■ Goal of the exercise ■
The pictures do not go in the copy. Reproduce the rest of the entries exactly.

■ Record set ■

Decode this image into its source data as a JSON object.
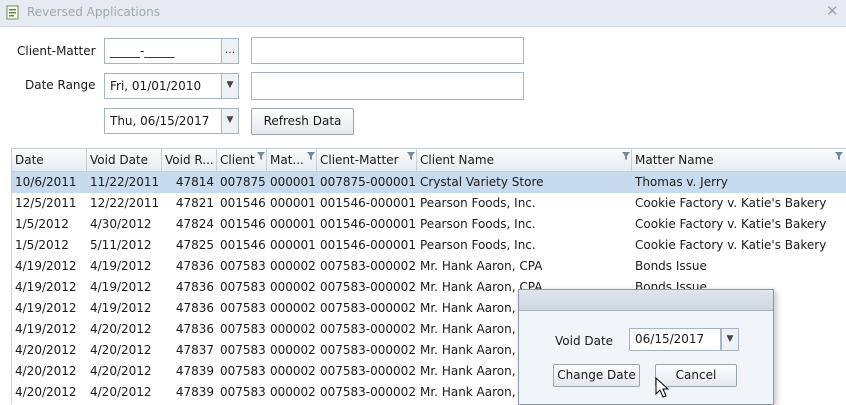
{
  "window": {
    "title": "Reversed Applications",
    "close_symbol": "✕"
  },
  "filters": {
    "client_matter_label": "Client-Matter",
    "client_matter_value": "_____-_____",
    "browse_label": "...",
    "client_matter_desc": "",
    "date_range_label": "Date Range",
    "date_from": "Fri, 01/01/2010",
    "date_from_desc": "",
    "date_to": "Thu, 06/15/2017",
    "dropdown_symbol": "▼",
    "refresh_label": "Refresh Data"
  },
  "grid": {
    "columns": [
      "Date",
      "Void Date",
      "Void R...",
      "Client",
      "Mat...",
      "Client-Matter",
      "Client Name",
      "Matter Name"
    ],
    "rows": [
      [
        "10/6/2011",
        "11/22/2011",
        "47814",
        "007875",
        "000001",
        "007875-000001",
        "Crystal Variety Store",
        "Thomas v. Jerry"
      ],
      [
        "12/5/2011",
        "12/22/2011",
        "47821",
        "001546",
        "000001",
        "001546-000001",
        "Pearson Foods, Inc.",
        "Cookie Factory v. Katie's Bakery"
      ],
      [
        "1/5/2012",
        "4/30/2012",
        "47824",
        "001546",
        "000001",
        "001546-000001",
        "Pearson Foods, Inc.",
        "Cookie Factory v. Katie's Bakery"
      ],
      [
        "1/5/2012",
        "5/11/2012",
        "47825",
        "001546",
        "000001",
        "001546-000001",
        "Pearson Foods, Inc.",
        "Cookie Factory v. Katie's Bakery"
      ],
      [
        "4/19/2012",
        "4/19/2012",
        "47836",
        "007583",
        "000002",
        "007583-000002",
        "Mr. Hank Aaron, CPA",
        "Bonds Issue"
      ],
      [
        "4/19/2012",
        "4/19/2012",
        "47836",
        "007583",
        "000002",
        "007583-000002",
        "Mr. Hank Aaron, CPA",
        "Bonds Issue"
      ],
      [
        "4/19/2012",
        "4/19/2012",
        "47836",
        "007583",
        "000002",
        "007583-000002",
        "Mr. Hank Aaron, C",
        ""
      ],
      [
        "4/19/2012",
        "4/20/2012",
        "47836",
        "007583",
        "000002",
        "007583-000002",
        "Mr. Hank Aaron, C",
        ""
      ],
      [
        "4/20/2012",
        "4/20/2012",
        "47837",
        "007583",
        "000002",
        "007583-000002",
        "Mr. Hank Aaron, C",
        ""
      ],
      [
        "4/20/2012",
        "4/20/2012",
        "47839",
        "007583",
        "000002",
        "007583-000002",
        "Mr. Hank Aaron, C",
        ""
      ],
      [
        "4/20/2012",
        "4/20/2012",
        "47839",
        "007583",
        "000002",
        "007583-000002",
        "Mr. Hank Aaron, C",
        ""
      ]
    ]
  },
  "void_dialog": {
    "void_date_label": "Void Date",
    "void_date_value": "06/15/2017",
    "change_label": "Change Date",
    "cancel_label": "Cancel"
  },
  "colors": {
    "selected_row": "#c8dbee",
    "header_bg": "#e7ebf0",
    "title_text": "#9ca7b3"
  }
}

■ Output for this task ■
Decode this image into its source data as a JSON object.
{
  "window": {
    "title": "Reversed Applications",
    "close_symbol": "✕"
  },
  "filters": {
    "client_matter_label": "Client-Matter",
    "client_matter_value": "_____-_____",
    "browse_label": "...",
    "client_matter_desc": "",
    "date_range_label": "Date Range",
    "date_from": "Fri, 01/01/2010",
    "date_from_desc": "",
    "date_to": "Thu, 06/15/2017",
    "dropdown_symbol": "▼",
    "refresh_label": "Refresh Data"
  },
  "grid": {
    "columns": [
      "Date",
      "Void Date",
      "Void R...",
      "Client",
      "Mat...",
      "Client-Matter",
      "Client Name",
      "Matter Name"
    ],
    "rows": [
      [
        "10/6/2011",
        "11/22/2011",
        "47814",
        "007875",
        "000001",
        "007875-000001",
        "Crystal Variety Store",
        "Thomas v. Jerry"
      ],
      [
        "12/5/2011",
        "12/22/2011",
        "47821",
        "001546",
        "000001",
        "001546-000001",
        "Pearson Foods, Inc.",
        "Cookie Factory v. Katie's Bakery"
      ],
      [
        "1/5/2012",
        "4/30/2012",
        "47824",
        "001546",
        "000001",
        "001546-000001",
        "Pearson Foods, Inc.",
        "Cookie Factory v. Katie's Bakery"
      ],
      [
        "1/5/2012",
        "5/11/2012",
        "47825",
        "001546",
        "000001",
        "001546-000001",
        "Pearson Foods, Inc.",
        "Cookie Factory v. Katie's Bakery"
      ],
      [
        "4/19/2012",
        "4/19/2012",
        "47836",
        "007583",
        "000002",
        "007583-000002",
        "Mr. Hank Aaron, CPA",
        "Bonds Issue"
      ],
      [
        "4/19/2012",
        "4/19/2012",
        "47836",
        "007583",
        "000002",
        "007583-000002",
        "Mr. Hank Aaron, CPA",
        "Bonds Issue"
      ],
      [
        "4/19/2012",
        "4/19/2012",
        "47836",
        "007583",
        "000002",
        "007583-000002",
        "Mr. Hank Aaron, C",
        ""
      ],
      [
        "4/19/2012",
        "4/20/2012",
        "47836",
        "007583",
        "000002",
        "007583-000002",
        "Mr. Hank Aaron, C",
        ""
      ],
      [
        "4/20/2012",
        "4/20/2012",
        "47837",
        "007583",
        "000002",
        "007583-000002",
        "Mr. Hank Aaron, C",
        ""
      ],
      [
        "4/20/2012",
        "4/20/2012",
        "47839",
        "007583",
        "000002",
        "007583-000002",
        "Mr. Hank Aaron, C",
        ""
      ],
      [
        "4/20/2012",
        "4/20/2012",
        "47839",
        "007583",
        "000002",
        "007583-000002",
        "Mr. Hank Aaron, C",
        ""
      ]
    ]
  },
  "void_dialog": {
    "void_date_label": "Void Date",
    "void_date_value": "06/15/2017",
    "change_label": "Change Date",
    "cancel_label": "Cancel"
  },
  "colors": {
    "selected_row": "#c8dbee",
    "header_bg": "#e7ebf0",
    "title_text": "#9ca7b3"
  }
}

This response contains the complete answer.